There is perhaps no better demonstration of the folly of human conceits than this distant image of our tiny world.

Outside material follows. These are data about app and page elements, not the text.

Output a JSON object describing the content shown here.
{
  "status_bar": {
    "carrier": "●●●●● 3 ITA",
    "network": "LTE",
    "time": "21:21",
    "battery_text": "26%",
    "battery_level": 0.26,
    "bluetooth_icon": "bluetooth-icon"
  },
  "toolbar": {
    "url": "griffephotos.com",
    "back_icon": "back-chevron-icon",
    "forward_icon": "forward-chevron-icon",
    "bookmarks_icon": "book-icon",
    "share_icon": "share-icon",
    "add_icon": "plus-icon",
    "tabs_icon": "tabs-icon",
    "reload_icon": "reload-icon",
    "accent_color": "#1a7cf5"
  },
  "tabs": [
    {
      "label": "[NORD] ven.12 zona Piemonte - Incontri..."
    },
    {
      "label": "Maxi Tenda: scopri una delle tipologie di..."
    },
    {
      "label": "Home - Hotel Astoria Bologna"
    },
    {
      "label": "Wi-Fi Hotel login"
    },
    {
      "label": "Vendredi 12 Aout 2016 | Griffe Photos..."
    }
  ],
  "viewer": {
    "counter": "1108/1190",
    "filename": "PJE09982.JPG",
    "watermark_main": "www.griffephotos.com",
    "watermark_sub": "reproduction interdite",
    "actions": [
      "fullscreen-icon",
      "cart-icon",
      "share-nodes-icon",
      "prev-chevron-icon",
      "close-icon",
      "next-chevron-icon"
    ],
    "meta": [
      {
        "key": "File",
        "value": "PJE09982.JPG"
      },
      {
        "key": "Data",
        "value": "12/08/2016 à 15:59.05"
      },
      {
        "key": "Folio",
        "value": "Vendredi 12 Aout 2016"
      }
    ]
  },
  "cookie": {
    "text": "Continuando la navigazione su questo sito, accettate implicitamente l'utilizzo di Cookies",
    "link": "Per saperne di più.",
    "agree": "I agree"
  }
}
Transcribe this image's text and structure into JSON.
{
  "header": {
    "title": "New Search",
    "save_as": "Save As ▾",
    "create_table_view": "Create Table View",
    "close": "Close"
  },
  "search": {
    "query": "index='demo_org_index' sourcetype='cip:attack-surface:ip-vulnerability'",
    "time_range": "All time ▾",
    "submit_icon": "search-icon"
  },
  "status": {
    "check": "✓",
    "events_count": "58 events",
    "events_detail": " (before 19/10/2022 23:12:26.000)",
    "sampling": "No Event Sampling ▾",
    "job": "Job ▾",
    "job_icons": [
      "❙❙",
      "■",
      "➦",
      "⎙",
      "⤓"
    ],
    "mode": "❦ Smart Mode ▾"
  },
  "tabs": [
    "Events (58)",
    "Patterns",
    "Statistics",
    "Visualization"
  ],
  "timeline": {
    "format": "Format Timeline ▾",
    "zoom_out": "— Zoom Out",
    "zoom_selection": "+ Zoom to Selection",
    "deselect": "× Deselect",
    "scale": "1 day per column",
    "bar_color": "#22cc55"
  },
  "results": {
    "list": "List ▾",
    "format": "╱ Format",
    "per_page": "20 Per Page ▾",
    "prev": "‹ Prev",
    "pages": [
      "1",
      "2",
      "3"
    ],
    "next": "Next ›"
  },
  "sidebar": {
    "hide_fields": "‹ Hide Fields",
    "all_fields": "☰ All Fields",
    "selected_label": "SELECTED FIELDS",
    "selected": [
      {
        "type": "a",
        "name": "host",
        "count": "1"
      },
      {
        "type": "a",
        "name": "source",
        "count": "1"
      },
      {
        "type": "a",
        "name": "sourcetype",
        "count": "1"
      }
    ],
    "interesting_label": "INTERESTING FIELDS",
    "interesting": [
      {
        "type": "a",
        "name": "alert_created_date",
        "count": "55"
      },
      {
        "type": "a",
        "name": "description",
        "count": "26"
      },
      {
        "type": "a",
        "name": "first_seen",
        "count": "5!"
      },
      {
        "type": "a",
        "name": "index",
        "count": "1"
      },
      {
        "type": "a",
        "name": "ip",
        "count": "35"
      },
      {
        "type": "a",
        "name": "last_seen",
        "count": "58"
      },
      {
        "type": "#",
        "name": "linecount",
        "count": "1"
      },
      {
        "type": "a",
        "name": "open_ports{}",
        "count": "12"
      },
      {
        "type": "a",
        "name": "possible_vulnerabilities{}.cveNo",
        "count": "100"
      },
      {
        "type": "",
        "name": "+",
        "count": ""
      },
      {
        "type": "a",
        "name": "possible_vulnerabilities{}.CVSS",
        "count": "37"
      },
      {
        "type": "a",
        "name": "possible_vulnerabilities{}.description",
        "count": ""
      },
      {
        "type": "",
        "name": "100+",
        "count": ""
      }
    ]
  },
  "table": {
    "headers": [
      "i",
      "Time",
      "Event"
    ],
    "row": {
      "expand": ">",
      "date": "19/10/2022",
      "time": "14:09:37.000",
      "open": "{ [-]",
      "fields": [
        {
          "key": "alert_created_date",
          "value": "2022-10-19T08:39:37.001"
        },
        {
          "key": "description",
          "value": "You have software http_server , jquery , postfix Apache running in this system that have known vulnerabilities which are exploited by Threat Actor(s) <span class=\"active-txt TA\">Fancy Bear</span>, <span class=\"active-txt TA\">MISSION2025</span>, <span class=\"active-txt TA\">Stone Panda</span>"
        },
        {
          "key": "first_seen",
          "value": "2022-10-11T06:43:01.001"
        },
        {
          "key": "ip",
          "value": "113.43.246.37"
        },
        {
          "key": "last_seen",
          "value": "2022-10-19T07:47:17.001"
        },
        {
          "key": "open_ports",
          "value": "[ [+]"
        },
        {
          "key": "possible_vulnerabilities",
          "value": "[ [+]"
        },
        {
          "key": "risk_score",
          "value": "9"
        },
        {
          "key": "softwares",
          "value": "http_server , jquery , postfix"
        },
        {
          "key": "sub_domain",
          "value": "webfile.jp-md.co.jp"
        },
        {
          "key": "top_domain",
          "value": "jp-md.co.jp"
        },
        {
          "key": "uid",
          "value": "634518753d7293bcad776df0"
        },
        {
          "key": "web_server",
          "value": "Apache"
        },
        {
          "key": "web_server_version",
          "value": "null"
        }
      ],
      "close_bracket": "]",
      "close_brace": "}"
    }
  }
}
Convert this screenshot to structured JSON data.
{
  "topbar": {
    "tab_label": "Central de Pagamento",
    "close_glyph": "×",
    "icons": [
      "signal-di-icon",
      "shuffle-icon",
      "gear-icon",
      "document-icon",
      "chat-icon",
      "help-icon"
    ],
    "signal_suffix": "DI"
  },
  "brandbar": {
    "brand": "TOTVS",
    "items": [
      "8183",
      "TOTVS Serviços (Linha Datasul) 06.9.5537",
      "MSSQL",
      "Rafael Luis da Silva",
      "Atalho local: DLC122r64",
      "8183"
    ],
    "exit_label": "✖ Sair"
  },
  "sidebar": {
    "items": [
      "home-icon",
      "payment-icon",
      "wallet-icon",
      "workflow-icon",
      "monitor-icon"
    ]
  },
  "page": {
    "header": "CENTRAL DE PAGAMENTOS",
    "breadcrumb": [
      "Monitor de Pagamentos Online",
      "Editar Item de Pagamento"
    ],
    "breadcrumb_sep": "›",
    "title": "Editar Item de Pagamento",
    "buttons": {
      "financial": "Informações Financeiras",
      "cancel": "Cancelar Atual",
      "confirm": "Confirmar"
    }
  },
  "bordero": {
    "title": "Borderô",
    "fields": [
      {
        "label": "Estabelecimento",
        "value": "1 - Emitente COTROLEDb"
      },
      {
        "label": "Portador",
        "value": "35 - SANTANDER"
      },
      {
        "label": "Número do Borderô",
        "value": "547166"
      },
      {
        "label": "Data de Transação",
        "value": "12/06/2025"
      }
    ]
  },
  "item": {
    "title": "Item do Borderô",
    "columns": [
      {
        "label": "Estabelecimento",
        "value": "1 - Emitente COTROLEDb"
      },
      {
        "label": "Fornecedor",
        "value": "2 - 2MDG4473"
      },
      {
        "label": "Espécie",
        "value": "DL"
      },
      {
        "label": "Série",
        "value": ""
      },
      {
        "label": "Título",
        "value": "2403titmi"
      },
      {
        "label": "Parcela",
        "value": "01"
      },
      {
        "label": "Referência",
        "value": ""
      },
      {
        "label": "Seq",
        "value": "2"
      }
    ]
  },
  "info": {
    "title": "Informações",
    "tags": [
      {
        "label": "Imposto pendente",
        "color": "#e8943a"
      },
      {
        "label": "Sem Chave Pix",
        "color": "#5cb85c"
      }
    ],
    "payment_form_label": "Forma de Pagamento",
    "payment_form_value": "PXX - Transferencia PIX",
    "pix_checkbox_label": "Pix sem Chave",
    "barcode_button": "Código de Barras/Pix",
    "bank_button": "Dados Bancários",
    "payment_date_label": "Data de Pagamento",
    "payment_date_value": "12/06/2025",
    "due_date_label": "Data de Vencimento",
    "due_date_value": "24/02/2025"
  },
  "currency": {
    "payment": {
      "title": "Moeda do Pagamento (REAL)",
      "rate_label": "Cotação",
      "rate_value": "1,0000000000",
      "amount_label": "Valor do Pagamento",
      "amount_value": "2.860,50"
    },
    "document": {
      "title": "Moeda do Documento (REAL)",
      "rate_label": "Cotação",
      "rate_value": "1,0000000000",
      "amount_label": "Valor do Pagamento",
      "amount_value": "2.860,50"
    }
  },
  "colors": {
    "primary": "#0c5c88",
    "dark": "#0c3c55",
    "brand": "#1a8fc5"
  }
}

To me, it underscores our responsibility to deal more kindly with one another, and to preserve and cherish the pale blue dot, the only home we’ve ever known.”

We’re so intelligent and advanced with our technology, but we’re not very smart, when it comes to what really matters.

We commit gross atrocities against each other in the name of politics, religious beliefs, race, national origin and so on.  Some individuals and groups are affected so much that they’ll kill other humans and feel righteous about it as if they’re on the “good side”.  So much misery and darkness inside an improbable being on a speck of dust.

Hate, division, and racism is big business and the purveyors of this poison have a wider and deeper reach than ever.  It’s sick, twisted, and quite evil.  All forms of media selling us on how we should feel, why we should be angry, and what side to be on and whom to be against.  Telling us that we should be offended, ashamed, mad, repressed, or whatever else rows the oars of their massive ship.

My favorite sitcom used to be a place I could go for a healthy laugh.  Not anymore.  Now there’s a message and an agenda.  I thought this was a comedy?  I really liked that show.  I used to enjoy your talent, your music, your jokes, and/or your writing, but now its tainted with preachy manipulation.  And for that reason, I’m out.

Politicians, news media outlets of all genres, network television programs, movies and the actors who play in them, stand-up comedians, leaders, musical groups and individual singers, churches of all kinds on one side or another, newspapers, Universities and their staff, authors, social media, and … well, almost everywhere.

What ever happened to entertainment?  What happened to the “news”?  What happened to … us?

This planet is roughly 4.5 billion years old.  Us humans; a tiny, tiny fraction of that.  Somewhere around 200,000 years with civilization of any form having only been around for about 6,000.  That’s nothing.  When we’re gone; when this pale blue dot is gone, the universe will still be.

Our significance is minuscule in the grand scheme of things, yet our ego is immense.  Such an advanced species and yet, so greatly flawed.  There’s so much that we can’t truly know, yet we pretend we do.  “We believe that what we know is true and if you don’t agree, you’re wrong!”  Our party against yours, this religion against that one, and that “race” against another.

By the way, there’s only one race of humans, so we need to get our head out of our asses on that one.  Different colors, shapes, sizes, and sexes, but we are all the same animal.  Some are smart and some are quite stupid.  Some are good and some are bad.  Some have class, while others are classless.  Some are assholes while others are just very cool peeps.  Some cling to excuses, while others find solutions.  Some are lazy and some work hard to improve life on this speck of dust.  Some are selfish, while others do their best to help humanity as a whole.  Most of us are a mix of all of those things along a sliding grayscale.  And … we come in all colors.  Same race though.

We will never be perfect.  The mathematics make that an impossibility.  There will always be war, hate, division, atrocities, tragedies, and evil.  And there will always be peace, love, union, kindness, miracles, and good.  We will never have world peace, but there is peace on earth.  At this time however, the balance seems to be way off.  We are giving the negative all our energy and of course it’s spreading and perpetuating.  We need to quit feeding it.

We’re all on this dot together; 7.5 billion of us, yet alone in the cold, vast darkness of space.  It’s an incredible existence and I am grateful to be a part of it, however small.

Cheers.

Photo by Voyager 1.  Earth, from 3.7 Billion Miles.